Other issues regarding nunc pro tunc relief are also only beginning to be addressed by bankruptcy courts following Acevedo, with some courts distinguishing Acevedo and other courts raising issues or adopting work-arounds. See, e.g., In re Goldberg, 2020 WL 1526926, (Bankr. E.D. N.C. March 27, 2020) (in regard to a consent order as to relief from stay, in a footnote, the court stated that “unlike the order at issue there, the FCB consent order did not ‘change history,’ but rather solidified for the record an actual set of events. Usage of the term nunc pro tunc here is superfluous as the actual effect of the consent order is to protect FCB from needless collateral attack and bolster rather than change history.”) See also, In re Berk, 2020 WL 1651228 (Bankr. W.D. Mich. April 2, 2020) (in regard to dismissal of a chapter 13 case, “[t]he Debtor asks the court to ‘vacate’ the Dismissal Order, presumably implying that the court and others should treat it as if it never happened, but after the recent decision of the Supreme Court in the Puerto Rico insolvency proceeding, it is not entirely clear that the court has authority to grant nunc pro tunc relief under the circumstances, or at least the court must hesitate before doing so.”)
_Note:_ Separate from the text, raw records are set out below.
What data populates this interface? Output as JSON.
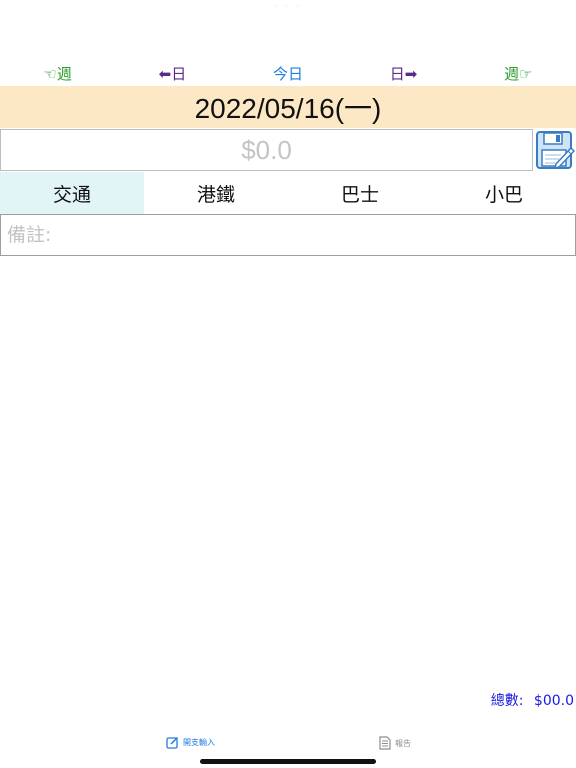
{
  "status_bar": {
    "dots": "· · ·"
  },
  "nav": {
    "prev_week": "☜週",
    "prev_day": "⬅日",
    "today": "今日",
    "next_day": "日➡",
    "next_week": "週☞"
  },
  "date": "2022/05/16(一)",
  "amount": {
    "value": "",
    "placeholder": "$0.0"
  },
  "categories": [
    "交通",
    "港鐵",
    "巴士",
    "小巴"
  ],
  "selected_category": "交通",
  "note": {
    "value": "",
    "placeholder": "備註:"
  },
  "total": {
    "label": "總數:",
    "value": "$00.0"
  },
  "tabbar": {
    "input_label": "開支輸入",
    "report_label": "報告"
  },
  "colors": {
    "nav_week": "#2a9d2a",
    "nav_day": "#5b2a8a",
    "nav_today": "#1e7be0",
    "date_bar_bg": "#fde8c6",
    "active_tab_bg": "#e1f5f7",
    "total_text": "#1a1adf"
  },
  "icons": {
    "save": "save-floppy-icon",
    "input_tab": "compose-icon",
    "report_tab": "document-icon"
  }
}
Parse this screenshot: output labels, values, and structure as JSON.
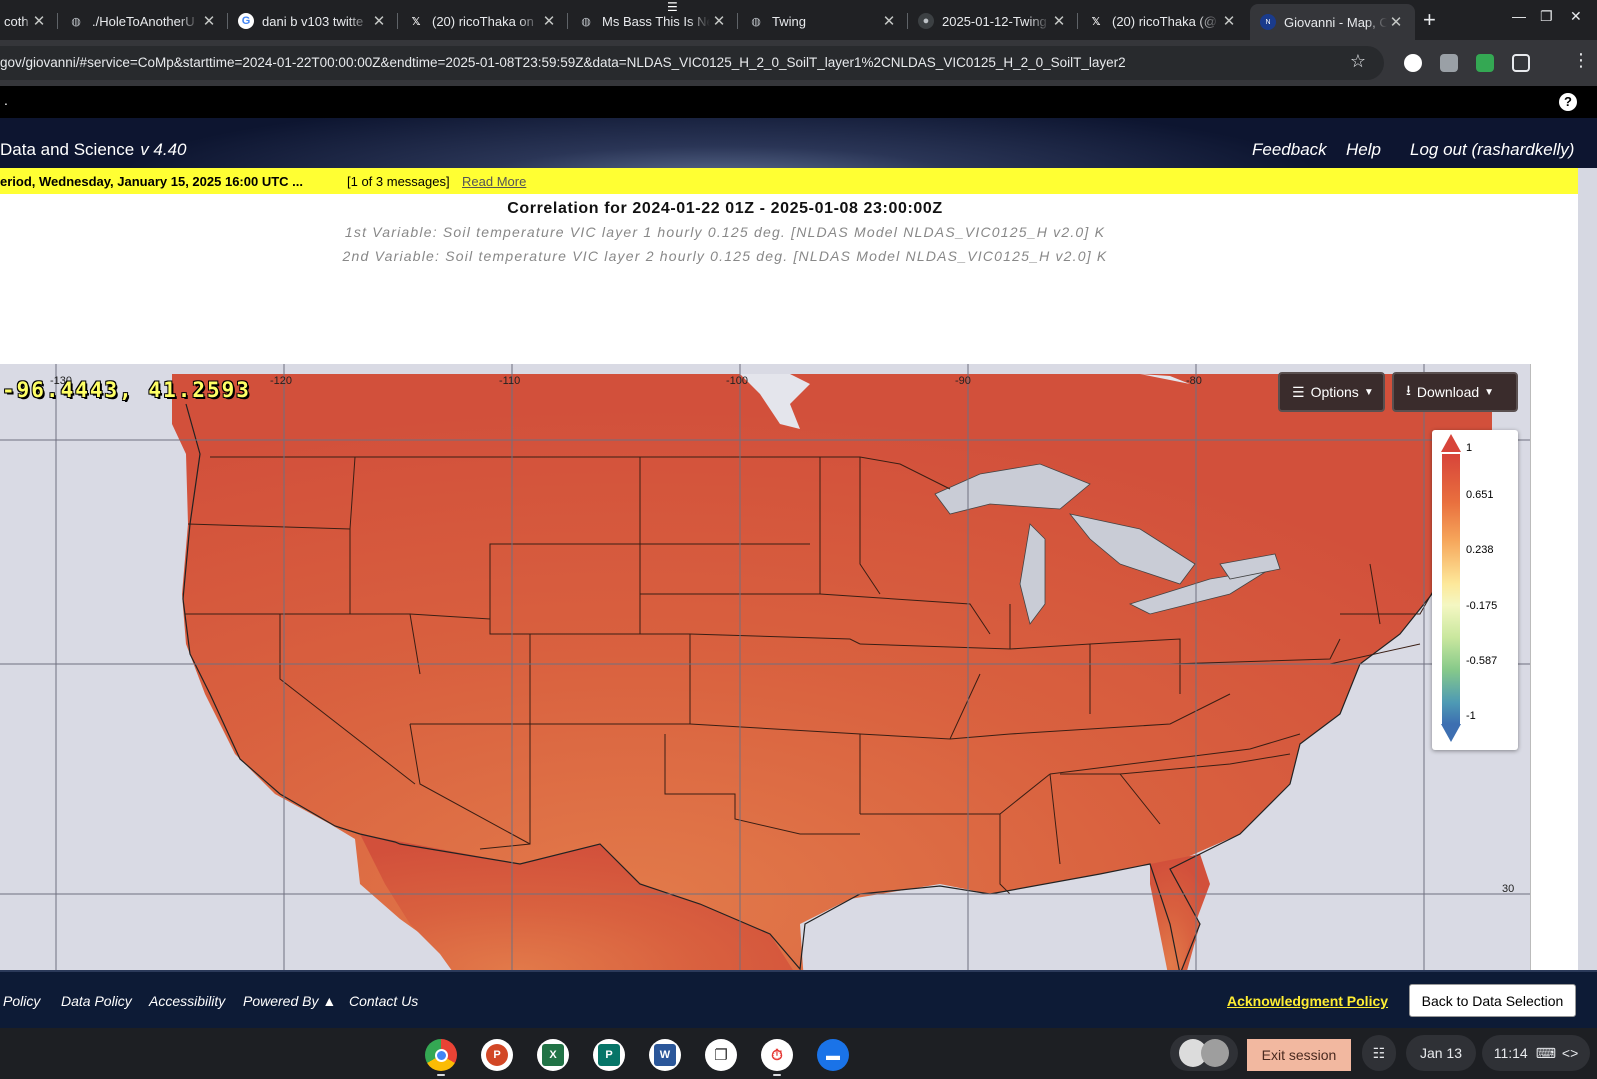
{
  "browser": {
    "tabs": [
      {
        "title": "coth",
        "icon": "tab-favicon"
      },
      {
        "title": "./HoleToAnotherU",
        "icon": "globe-icon"
      },
      {
        "title": "dani b v103 twitte",
        "icon": "google-icon"
      },
      {
        "title": "(20) ricoThaka on",
        "icon": "x-icon"
      },
      {
        "title": "Ms Bass This Is Ne",
        "icon": "globe-icon"
      },
      {
        "title": "Twing",
        "icon": "globe-icon"
      },
      {
        "title": "2025-01-12-Twing",
        "icon": "github-icon"
      },
      {
        "title": "(20) ricoThaka (@",
        "icon": "x-icon"
      },
      {
        "title": "Giovanni - Map, Co",
        "icon": "nasa-icon",
        "active": true
      }
    ],
    "new_tab_label": "+",
    "url": "gov/giovanni/#service=CoMp&starttime=2024-01-22T00:00:00Z&endtime=2025-01-08T23:59:59Z&data=NLDAS_VIC0125_H_2_0_SoilT_layer1%2CNLDAS_VIC0125_H_2_0_SoilT_layer2"
  },
  "header": {
    "top_dot": ".",
    "help_glyph": "?",
    "app_title": "Data and Science",
    "version": "v 4.40",
    "nav": [
      "Feedback",
      "Help",
      "Log out (rashardkelly)"
    ]
  },
  "alert": {
    "text": "eriod, Wednesday, January 15, 2025 16:00 UTC ...",
    "count": "[1 of 3 messages]",
    "read_more": "Read More"
  },
  "plot": {
    "title": "Correlation for 2024-01-22 01Z - 2025-01-08 23:00:00Z",
    "var1": "1st Variable: Soil temperature VIC layer 1 hourly 0.125 deg. [NLDAS Model NLDAS_VIC0125_H v2.0] K",
    "var2": "2nd Variable: Soil temperature VIC layer 2 hourly 0.125 deg. [NLDAS Model NLDAS_VIC0125_H v2.0] K",
    "cursor_coord": "-96.4443, 41.2593",
    "options_label": "Options",
    "download_label": "Download",
    "lon_ticks": [
      "-130",
      "-120",
      "-110",
      "-100",
      "-90",
      "-80"
    ],
    "lat_ticks": [
      "30"
    ],
    "legend_labels": [
      "1",
      "0.651",
      "0.238",
      "-0.175",
      "-0.587",
      "-1"
    ],
    "colors": {
      "high": "#d7443a",
      "mid": "#f4f7c2",
      "low": "#3d6fb1",
      "data_fill": "#d65a3f"
    }
  },
  "footer": {
    "links": [
      "Policy",
      "Data Policy",
      "Accessibility",
      "Powered By ▲",
      "Contact Us"
    ],
    "ack": "Acknowledgment Policy",
    "back": "Back to Data Selection"
  },
  "shelf": {
    "apps": [
      "chrome-icon",
      "powerpoint-icon",
      "excel-icon",
      "publisher-icon",
      "word-icon",
      "files-icon",
      "timer-icon",
      "folder-icon"
    ],
    "exit_label": "Exit session",
    "date": "Jan 13",
    "time": "11:14"
  }
}
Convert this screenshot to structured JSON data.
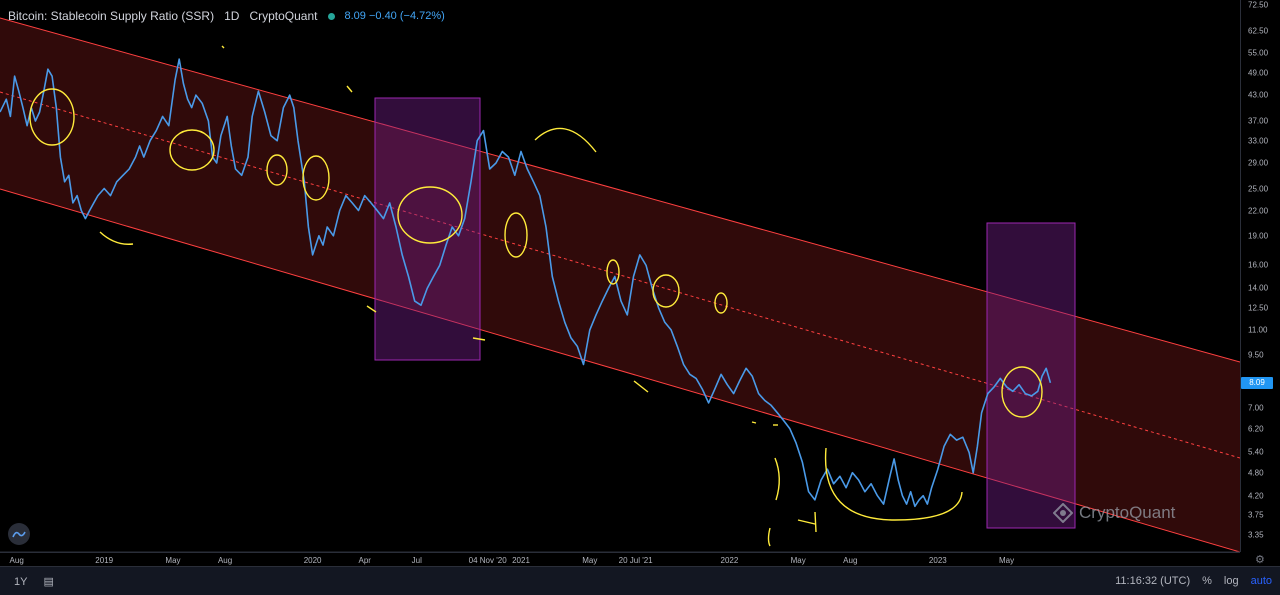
{
  "header": {
    "title": "Bitcoin: Stablecoin Supply Ratio (SSR)",
    "interval": "1D",
    "source": "CryptoQuant",
    "value_text": "8.09 −0.40 (−4.72%)"
  },
  "watermark": "CryptoQuant",
  "bottombar": {
    "range": "1Y",
    "time": "11:16:32 (UTC)",
    "percent": "%",
    "log": "log",
    "auto": "auto"
  },
  "colors": {
    "line": "#4a9ae8",
    "channel": "#ff4444",
    "box": "#9c27b0",
    "annotation": "#ffeb3b",
    "badge": "#2196f3"
  },
  "chart_data": {
    "type": "line",
    "title": "Bitcoin: Stablecoin Supply Ratio (SSR)",
    "scale": "log",
    "ylim": [
      3.1,
      73
    ],
    "last_value": "8.09",
    "y_ticks": [
      "72.50",
      "62.50",
      "55.00",
      "49.00",
      "43.00",
      "37.00",
      "33.00",
      "29.00",
      "25.00",
      "22.00",
      "19.00",
      "16.00",
      "14.00",
      "12.50",
      "11.00",
      "9.50",
      "7.00",
      "6.20",
      "5.40",
      "4.80",
      "4.20",
      "3.75",
      "3.35"
    ],
    "x_ticks": [
      {
        "label": "Aug",
        "t": 2018.58
      },
      {
        "label": "2019",
        "t": 2019.0
      },
      {
        "label": "May",
        "t": 2019.33
      },
      {
        "label": "Aug",
        "t": 2019.58
      },
      {
        "label": "2020",
        "t": 2020.0
      },
      {
        "label": "Apr",
        "t": 2020.25
      },
      {
        "label": "Jul",
        "t": 2020.5
      },
      {
        "label": "04 Nov '20",
        "t": 2020.84
      },
      {
        "label": "2021",
        "t": 2021.0
      },
      {
        "label": "May",
        "t": 2021.33
      },
      {
        "label": "20 Jul '21",
        "t": 2021.55
      },
      {
        "label": "2022",
        "t": 2022.0
      },
      {
        "label": "May",
        "t": 2022.33
      },
      {
        "label": "Aug",
        "t": 2022.58
      },
      {
        "label": "2023",
        "t": 2023.0
      },
      {
        "label": "May",
        "t": 2023.33
      }
    ],
    "x_range": [
      2018.5,
      2024.45
    ],
    "series": [
      {
        "points": [
          [
            2018.5,
            39
          ],
          [
            2018.53,
            42
          ],
          [
            2018.55,
            38
          ],
          [
            2018.57,
            48
          ],
          [
            2018.59,
            44
          ],
          [
            2018.61,
            40
          ],
          [
            2018.63,
            36
          ],
          [
            2018.65,
            40
          ],
          [
            2018.67,
            37
          ],
          [
            2018.69,
            39
          ],
          [
            2018.71,
            44
          ],
          [
            2018.73,
            50
          ],
          [
            2018.75,
            48
          ],
          [
            2018.77,
            40
          ],
          [
            2018.79,
            30
          ],
          [
            2018.81,
            26
          ],
          [
            2018.83,
            27
          ],
          [
            2018.85,
            23
          ],
          [
            2018.87,
            24
          ],
          [
            2018.89,
            22
          ],
          [
            2018.91,
            21
          ],
          [
            2018.93,
            22
          ],
          [
            2018.95,
            23
          ],
          [
            2018.97,
            24
          ],
          [
            2019.0,
            25
          ],
          [
            2019.03,
            24
          ],
          [
            2019.06,
            26
          ],
          [
            2019.09,
            27
          ],
          [
            2019.12,
            28
          ],
          [
            2019.15,
            30
          ],
          [
            2019.17,
            32
          ],
          [
            2019.19,
            30
          ],
          [
            2019.22,
            33
          ],
          [
            2019.25,
            35
          ],
          [
            2019.28,
            38
          ],
          [
            2019.31,
            36
          ],
          [
            2019.34,
            47
          ],
          [
            2019.36,
            53
          ],
          [
            2019.38,
            46
          ],
          [
            2019.4,
            42
          ],
          [
            2019.42,
            40
          ],
          [
            2019.44,
            43
          ],
          [
            2019.47,
            41
          ],
          [
            2019.5,
            37
          ],
          [
            2019.52,
            30
          ],
          [
            2019.54,
            29
          ],
          [
            2019.56,
            34
          ],
          [
            2019.59,
            38
          ],
          [
            2019.61,
            32
          ],
          [
            2019.63,
            28
          ],
          [
            2019.66,
            27
          ],
          [
            2019.69,
            30
          ],
          [
            2019.71,
            38
          ],
          [
            2019.74,
            44
          ],
          [
            2019.77,
            39
          ],
          [
            2019.8,
            34
          ],
          [
            2019.83,
            33
          ],
          [
            2019.86,
            40
          ],
          [
            2019.89,
            43
          ],
          [
            2019.91,
            40
          ],
          [
            2019.93,
            33
          ],
          [
            2019.96,
            26
          ],
          [
            2019.98,
            20
          ],
          [
            2020.0,
            17
          ],
          [
            2020.03,
            19
          ],
          [
            2020.05,
            18
          ],
          [
            2020.07,
            20
          ],
          [
            2020.1,
            19
          ],
          [
            2020.13,
            22
          ],
          [
            2020.16,
            24
          ],
          [
            2020.19,
            23
          ],
          [
            2020.22,
            22
          ],
          [
            2020.25,
            24
          ],
          [
            2020.28,
            23
          ],
          [
            2020.31,
            22
          ],
          [
            2020.34,
            21
          ],
          [
            2020.37,
            23
          ],
          [
            2020.4,
            20
          ],
          [
            2020.43,
            17
          ],
          [
            2020.46,
            15
          ],
          [
            2020.49,
            13
          ],
          [
            2020.52,
            12.7
          ],
          [
            2020.55,
            14
          ],
          [
            2020.58,
            15
          ],
          [
            2020.61,
            16
          ],
          [
            2020.64,
            18
          ],
          [
            2020.67,
            20
          ],
          [
            2020.7,
            19
          ],
          [
            2020.73,
            21
          ],
          [
            2020.76,
            26
          ],
          [
            2020.79,
            33
          ],
          [
            2020.82,
            35
          ],
          [
            2020.85,
            28
          ],
          [
            2020.88,
            29
          ],
          [
            2020.91,
            31
          ],
          [
            2020.94,
            30
          ],
          [
            2020.97,
            27
          ],
          [
            2021.0,
            31
          ],
          [
            2021.03,
            28
          ],
          [
            2021.06,
            26
          ],
          [
            2021.09,
            24
          ],
          [
            2021.12,
            20
          ],
          [
            2021.15,
            15
          ],
          [
            2021.18,
            13
          ],
          [
            2021.21,
            11.5
          ],
          [
            2021.24,
            10.5
          ],
          [
            2021.27,
            10
          ],
          [
            2021.3,
            9
          ],
          [
            2021.33,
            11
          ],
          [
            2021.36,
            12
          ],
          [
            2021.39,
            13
          ],
          [
            2021.42,
            14
          ],
          [
            2021.45,
            15
          ],
          [
            2021.48,
            13
          ],
          [
            2021.51,
            12
          ],
          [
            2021.54,
            15
          ],
          [
            2021.57,
            17
          ],
          [
            2021.6,
            16
          ],
          [
            2021.63,
            14
          ],
          [
            2021.66,
            12.5
          ],
          [
            2021.69,
            11.5
          ],
          [
            2021.72,
            11
          ],
          [
            2021.75,
            10
          ],
          [
            2021.78,
            9
          ],
          [
            2021.81,
            8.5
          ],
          [
            2021.84,
            8.3
          ],
          [
            2021.87,
            7.8
          ],
          [
            2021.9,
            7.2
          ],
          [
            2021.93,
            7.8
          ],
          [
            2021.96,
            8.5
          ],
          [
            2021.99,
            8.0
          ],
          [
            2022.02,
            7.6
          ],
          [
            2022.05,
            8.2
          ],
          [
            2022.08,
            8.8
          ],
          [
            2022.11,
            8.4
          ],
          [
            2022.14,
            7.6
          ],
          [
            2022.17,
            7.3
          ],
          [
            2022.2,
            7.1
          ],
          [
            2022.23,
            6.8
          ],
          [
            2022.26,
            6.5
          ],
          [
            2022.29,
            6.2
          ],
          [
            2022.32,
            5.7
          ],
          [
            2022.35,
            5.1
          ],
          [
            2022.38,
            4.3
          ],
          [
            2022.41,
            4.1
          ],
          [
            2022.44,
            4.6
          ],
          [
            2022.47,
            4.9
          ],
          [
            2022.5,
            4.5
          ],
          [
            2022.53,
            4.7
          ],
          [
            2022.56,
            4.4
          ],
          [
            2022.59,
            4.8
          ],
          [
            2022.62,
            4.6
          ],
          [
            2022.65,
            4.3
          ],
          [
            2022.68,
            4.5
          ],
          [
            2022.71,
            4.2
          ],
          [
            2022.74,
            4.0
          ],
          [
            2022.77,
            4.7
          ],
          [
            2022.79,
            5.2
          ],
          [
            2022.81,
            4.6
          ],
          [
            2022.83,
            4.2
          ],
          [
            2022.85,
            4.0
          ],
          [
            2022.87,
            4.3
          ],
          [
            2022.89,
            3.95
          ],
          [
            2022.91,
            4.1
          ],
          [
            2022.93,
            4.2
          ],
          [
            2022.95,
            4.0
          ],
          [
            2022.97,
            4.4
          ],
          [
            2023.0,
            4.9
          ],
          [
            2023.03,
            5.6
          ],
          [
            2023.06,
            6.0
          ],
          [
            2023.09,
            5.8
          ],
          [
            2023.12,
            5.9
          ],
          [
            2023.15,
            5.4
          ],
          [
            2023.17,
            4.8
          ],
          [
            2023.19,
            5.6
          ],
          [
            2023.21,
            6.8
          ],
          [
            2023.24,
            7.6
          ],
          [
            2023.27,
            7.9
          ],
          [
            2023.3,
            8.3
          ],
          [
            2023.33,
            7.9
          ],
          [
            2023.36,
            7.7
          ],
          [
            2023.39,
            8.0
          ],
          [
            2023.42,
            7.6
          ],
          [
            2023.45,
            7.5
          ],
          [
            2023.48,
            7.7
          ],
          [
            2023.5,
            8.4
          ],
          [
            2023.52,
            8.8
          ],
          [
            2023.54,
            8.09
          ]
        ]
      }
    ]
  }
}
These materials were written by Corey R. Weber, a partner at Brutzkus Gubner Rozansky Seror Weber LLP, a member of the ad hoc group and the Chair of the CLA Business Law Section, with editorial contributions by the Hon. Meredith Jury (United States Bankruptcy Judge, C.D. Cal, Ret.), also a member of the ad hoc group. Thomson Reuters holds the copyright to these materials and has permitted the Insolvency Law Committee to reprint them. This material may not be further transmitted without the consent of Thomson Reuters.